Look through the data below and, wherever a line carries the word "Manage", please copy that line.

[Opening DATA FOR REVIEW section]

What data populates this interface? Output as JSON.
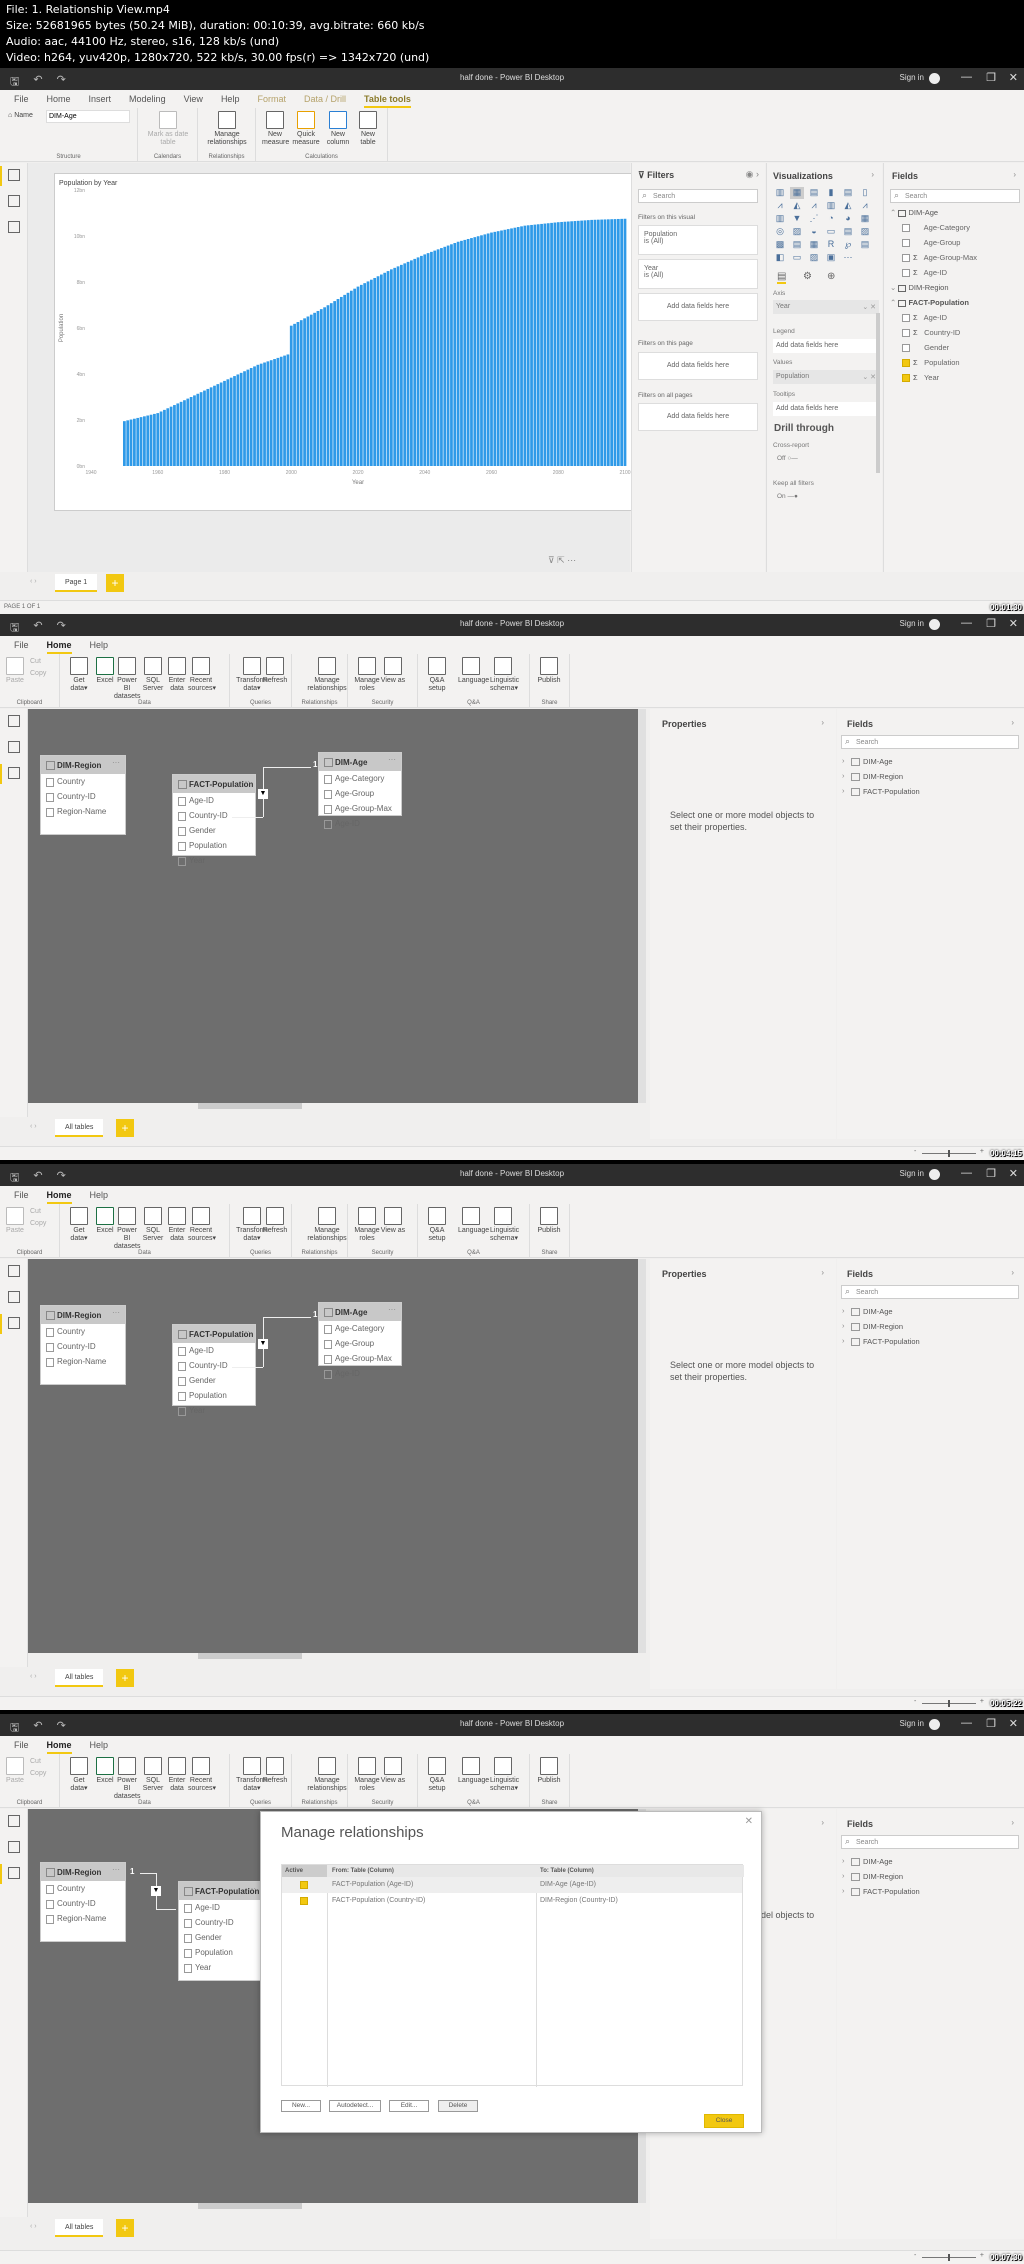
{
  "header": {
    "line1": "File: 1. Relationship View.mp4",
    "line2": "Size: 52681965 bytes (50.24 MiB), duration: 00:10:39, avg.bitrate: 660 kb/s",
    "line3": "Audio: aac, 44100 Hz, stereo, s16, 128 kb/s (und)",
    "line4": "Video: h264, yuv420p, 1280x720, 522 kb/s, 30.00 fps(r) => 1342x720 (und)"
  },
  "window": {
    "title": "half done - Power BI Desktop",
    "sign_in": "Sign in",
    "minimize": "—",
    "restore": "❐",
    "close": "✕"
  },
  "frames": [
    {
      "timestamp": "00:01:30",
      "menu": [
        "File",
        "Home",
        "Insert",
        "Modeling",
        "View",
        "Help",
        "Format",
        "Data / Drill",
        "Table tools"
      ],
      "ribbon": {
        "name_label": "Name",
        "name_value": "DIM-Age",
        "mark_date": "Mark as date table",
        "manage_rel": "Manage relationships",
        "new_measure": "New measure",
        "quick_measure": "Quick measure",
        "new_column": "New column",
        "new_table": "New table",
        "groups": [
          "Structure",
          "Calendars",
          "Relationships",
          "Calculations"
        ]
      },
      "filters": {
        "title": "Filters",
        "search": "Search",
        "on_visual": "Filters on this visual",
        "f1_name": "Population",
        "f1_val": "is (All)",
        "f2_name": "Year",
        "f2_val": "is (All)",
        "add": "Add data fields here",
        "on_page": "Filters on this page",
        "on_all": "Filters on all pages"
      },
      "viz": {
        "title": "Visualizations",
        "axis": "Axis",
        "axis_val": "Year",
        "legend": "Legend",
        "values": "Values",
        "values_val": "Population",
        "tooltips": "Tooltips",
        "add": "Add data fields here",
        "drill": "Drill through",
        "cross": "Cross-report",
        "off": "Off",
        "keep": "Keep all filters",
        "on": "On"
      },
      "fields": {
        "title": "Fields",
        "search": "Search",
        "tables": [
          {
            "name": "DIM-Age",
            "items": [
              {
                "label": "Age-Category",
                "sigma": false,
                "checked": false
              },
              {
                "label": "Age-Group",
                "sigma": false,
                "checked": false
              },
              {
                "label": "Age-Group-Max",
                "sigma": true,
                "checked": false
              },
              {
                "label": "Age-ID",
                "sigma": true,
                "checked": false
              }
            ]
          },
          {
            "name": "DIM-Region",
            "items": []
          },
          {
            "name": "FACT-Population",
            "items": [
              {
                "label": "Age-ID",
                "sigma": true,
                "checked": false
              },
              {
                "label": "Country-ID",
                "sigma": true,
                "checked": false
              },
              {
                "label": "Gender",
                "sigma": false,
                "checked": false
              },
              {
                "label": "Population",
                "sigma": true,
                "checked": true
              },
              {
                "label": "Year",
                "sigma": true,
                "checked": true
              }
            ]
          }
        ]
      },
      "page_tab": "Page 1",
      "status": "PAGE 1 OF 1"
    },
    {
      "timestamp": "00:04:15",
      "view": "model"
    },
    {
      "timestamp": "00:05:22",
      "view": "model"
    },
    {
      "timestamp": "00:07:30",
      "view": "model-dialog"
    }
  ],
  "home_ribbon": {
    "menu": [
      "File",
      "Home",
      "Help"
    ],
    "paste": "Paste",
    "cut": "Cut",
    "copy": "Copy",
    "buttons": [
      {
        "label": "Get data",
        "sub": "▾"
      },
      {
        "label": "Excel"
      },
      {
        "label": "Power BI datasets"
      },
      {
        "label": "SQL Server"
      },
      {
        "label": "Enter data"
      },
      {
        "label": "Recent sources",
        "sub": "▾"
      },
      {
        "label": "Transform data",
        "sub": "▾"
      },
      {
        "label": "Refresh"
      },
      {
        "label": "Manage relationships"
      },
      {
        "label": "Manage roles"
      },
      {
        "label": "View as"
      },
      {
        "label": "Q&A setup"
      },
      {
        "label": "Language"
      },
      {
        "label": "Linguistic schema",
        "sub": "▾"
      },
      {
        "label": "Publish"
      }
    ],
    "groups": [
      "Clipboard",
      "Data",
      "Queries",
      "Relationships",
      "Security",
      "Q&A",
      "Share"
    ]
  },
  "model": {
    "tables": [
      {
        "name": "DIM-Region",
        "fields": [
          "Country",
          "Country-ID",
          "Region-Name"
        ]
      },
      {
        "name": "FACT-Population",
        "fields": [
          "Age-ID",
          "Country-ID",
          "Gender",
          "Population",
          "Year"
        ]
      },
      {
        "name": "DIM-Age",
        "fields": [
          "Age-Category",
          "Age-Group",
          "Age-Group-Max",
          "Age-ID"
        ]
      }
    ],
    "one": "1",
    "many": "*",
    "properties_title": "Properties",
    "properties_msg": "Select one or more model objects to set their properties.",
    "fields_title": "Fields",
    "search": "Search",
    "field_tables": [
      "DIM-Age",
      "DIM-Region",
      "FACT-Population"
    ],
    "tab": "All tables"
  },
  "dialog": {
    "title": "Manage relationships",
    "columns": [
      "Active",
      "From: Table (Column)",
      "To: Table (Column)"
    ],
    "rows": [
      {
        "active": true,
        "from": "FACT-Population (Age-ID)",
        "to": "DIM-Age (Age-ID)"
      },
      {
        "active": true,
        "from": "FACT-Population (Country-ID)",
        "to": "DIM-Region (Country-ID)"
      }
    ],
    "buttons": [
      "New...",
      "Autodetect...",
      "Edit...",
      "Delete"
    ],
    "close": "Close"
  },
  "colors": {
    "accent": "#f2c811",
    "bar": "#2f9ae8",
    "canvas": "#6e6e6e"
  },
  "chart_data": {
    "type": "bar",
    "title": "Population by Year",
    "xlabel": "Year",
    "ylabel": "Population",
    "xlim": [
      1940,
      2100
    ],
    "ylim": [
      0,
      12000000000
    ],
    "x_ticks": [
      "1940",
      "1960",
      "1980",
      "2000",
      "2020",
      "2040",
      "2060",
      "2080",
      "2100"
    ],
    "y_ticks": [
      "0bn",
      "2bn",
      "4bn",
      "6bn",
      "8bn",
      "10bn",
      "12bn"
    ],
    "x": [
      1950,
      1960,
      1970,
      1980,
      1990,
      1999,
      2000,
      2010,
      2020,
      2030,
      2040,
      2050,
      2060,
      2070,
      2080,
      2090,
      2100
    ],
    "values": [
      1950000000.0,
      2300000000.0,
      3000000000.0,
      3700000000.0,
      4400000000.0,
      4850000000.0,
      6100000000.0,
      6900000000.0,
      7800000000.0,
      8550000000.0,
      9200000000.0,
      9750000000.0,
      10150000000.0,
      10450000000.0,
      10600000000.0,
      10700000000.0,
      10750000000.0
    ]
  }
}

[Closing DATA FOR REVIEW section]

** SOLUTION TO THIS PROBLEM **
        "manage_rel": "Manage relationships",
        "label": "Manage relationships"
        "label": "Manage roles"
    "title": "Manage relationships",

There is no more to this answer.